Romania shuts schools, halts Italy flights to ward off virus

BUCHAREST (Reuters) - Romania has shut down all schools and suspended flights to and from Italy, seeking to limit the spread of the coronavirus to the Black Sea state, as the number of new infections has risen, authorities said on Monday.

FILE PHOTO: Health workers wearing protective suits transport a patient infected with coronavirus inside a hospital in Timisoara, western Romania, March 6, 2020. Picture taken March 6, 2020. Inquam Photos/Virgil Simonescu via REUTERS

In less than two weeks, Romania has confirmed 17 cases of coronavirus in people who have traveled to Italy, where about 1.3 million Romanians live.

Around 3.5 million children aged 3-18 are subject to the closure of schools and kindergartens, from Wednesday until March 22, Prime Minister Ludovic Orban said after an emergency meeting on coronavirus.

“We had to take this decision. It’s just a precautionary measure, and there’s potential for an extension ... we want to see how this disease evolves,” Orban said.

Thousands of schools in the poor Romanian countryside do not have public sewage networks or running water.

Earlier in the day, Interior Minister Marcel Vela said all flights to and from Italy “by all airline companies operating at all airports in Romania, as of today, 1000 GMT until March 23.”

The flights are operated by national flag carriers Tarom and Alitalia, Wizz Air WIZZ.L, Ryanair RYA.I and Blue Air.

Vela said no measures have been taken for ground border checkpoints, but said people coming from Italy, China, South Korea and Iran would need to be quarantined for checks.

All public events and gatherings that involve more than 1,000 people have also been banned, along with any visits to hospitalized people.

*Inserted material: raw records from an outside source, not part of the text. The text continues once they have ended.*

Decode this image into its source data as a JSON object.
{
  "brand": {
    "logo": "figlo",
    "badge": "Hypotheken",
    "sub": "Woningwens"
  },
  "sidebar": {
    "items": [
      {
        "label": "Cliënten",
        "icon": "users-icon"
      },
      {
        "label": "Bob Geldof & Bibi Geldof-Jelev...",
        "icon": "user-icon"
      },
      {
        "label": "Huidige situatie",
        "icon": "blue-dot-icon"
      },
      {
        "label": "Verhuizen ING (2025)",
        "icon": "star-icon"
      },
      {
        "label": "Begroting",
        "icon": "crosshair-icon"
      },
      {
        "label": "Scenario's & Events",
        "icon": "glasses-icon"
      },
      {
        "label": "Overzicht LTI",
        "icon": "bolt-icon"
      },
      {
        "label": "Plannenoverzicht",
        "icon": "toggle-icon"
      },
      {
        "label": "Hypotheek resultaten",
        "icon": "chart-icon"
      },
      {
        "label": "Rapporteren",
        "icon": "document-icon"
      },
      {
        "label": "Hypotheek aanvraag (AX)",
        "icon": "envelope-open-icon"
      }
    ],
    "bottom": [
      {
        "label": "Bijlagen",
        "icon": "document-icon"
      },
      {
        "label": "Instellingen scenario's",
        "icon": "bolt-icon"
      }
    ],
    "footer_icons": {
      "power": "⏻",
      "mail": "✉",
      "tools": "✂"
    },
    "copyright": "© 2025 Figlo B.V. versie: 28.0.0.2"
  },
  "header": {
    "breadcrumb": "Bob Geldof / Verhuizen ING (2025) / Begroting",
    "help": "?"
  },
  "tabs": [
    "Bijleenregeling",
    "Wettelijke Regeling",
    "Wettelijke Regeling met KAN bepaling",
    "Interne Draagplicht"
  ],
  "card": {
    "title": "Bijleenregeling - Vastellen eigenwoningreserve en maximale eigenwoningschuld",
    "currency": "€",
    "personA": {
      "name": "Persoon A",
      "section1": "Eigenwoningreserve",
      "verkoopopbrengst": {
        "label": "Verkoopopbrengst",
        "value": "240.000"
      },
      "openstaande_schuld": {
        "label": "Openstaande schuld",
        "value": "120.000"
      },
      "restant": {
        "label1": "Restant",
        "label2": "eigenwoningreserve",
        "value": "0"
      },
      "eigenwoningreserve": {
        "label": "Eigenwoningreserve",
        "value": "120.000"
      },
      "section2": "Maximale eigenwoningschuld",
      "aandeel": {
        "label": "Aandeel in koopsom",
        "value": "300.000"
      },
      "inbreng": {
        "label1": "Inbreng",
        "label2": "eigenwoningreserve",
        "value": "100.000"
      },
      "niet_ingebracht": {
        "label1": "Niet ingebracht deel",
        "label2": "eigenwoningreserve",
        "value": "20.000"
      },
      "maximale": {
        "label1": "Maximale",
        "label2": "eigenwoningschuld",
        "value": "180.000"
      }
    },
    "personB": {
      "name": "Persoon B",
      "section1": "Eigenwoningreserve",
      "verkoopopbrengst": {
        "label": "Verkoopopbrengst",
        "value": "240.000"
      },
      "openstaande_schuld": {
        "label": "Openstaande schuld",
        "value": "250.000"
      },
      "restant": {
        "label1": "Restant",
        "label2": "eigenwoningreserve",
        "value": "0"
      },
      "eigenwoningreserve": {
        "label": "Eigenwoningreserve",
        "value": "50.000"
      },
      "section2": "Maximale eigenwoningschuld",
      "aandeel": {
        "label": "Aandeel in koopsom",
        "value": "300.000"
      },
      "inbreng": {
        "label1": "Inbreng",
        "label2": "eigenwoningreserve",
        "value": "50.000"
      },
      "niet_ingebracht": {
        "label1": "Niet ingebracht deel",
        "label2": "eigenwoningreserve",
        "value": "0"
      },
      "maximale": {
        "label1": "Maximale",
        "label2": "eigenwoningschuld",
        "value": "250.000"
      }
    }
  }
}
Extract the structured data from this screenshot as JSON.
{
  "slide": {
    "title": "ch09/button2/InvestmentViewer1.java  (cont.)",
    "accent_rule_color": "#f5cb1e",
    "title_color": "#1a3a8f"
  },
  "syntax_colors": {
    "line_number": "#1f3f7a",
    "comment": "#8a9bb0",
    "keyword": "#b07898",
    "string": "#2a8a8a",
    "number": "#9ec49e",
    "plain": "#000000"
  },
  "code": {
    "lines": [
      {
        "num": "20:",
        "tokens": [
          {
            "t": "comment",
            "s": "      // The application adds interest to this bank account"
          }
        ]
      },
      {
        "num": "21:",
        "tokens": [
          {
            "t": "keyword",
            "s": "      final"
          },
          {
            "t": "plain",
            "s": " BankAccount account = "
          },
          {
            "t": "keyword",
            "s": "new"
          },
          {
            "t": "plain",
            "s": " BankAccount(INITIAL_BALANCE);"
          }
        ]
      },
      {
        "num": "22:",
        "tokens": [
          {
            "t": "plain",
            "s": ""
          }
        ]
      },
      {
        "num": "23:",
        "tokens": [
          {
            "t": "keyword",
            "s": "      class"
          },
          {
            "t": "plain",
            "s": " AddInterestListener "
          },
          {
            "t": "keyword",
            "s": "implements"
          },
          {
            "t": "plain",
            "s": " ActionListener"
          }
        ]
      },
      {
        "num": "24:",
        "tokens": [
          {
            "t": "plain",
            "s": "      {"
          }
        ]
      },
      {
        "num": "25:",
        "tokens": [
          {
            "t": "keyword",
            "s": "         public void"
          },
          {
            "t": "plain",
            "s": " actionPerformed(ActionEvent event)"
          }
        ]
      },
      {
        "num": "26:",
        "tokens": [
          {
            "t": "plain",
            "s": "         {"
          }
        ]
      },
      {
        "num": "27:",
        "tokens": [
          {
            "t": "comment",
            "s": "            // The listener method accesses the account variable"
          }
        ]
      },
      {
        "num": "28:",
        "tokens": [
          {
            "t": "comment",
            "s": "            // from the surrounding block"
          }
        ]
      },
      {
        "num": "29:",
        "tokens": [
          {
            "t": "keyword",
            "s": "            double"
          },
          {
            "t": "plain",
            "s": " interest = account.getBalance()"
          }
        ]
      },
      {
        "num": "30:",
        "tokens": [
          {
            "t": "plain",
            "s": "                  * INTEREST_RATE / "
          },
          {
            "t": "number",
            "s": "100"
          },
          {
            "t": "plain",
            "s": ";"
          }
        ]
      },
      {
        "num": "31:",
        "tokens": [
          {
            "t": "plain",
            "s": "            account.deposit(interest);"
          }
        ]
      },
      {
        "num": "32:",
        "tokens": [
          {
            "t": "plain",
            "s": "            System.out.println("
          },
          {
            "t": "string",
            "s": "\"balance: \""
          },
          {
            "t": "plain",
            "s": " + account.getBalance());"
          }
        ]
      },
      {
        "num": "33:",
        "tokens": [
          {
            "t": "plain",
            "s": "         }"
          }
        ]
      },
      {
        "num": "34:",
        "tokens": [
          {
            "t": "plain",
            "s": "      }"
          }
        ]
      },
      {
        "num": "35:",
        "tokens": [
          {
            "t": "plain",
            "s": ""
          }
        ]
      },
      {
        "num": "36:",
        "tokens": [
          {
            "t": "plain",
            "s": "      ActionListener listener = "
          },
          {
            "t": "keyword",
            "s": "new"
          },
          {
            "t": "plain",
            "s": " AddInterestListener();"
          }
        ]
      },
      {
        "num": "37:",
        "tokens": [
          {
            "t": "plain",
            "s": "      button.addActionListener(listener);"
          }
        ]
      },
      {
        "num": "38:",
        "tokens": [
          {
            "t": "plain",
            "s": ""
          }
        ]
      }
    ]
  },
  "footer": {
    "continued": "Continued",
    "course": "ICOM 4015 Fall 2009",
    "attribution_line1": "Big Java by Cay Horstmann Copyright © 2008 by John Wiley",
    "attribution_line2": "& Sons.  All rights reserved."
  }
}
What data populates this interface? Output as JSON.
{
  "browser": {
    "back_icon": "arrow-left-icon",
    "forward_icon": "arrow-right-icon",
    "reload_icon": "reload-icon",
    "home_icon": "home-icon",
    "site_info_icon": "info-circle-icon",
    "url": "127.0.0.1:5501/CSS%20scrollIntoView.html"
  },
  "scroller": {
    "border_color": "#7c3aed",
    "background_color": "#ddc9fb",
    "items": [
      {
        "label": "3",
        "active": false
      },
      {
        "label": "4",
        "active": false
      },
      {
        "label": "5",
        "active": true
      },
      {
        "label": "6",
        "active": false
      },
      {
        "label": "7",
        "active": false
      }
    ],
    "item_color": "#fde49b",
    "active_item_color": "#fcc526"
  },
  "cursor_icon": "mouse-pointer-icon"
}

Earlier in the day, the Romanian Football Federation (FRF) said all Romanian league matches would be played without spectators attending until further notice.

About 13,000 people who have arrived home from Italy are currently confined to their homes in self-isolation for 14 days.

Editing by Alison Williams and David Evans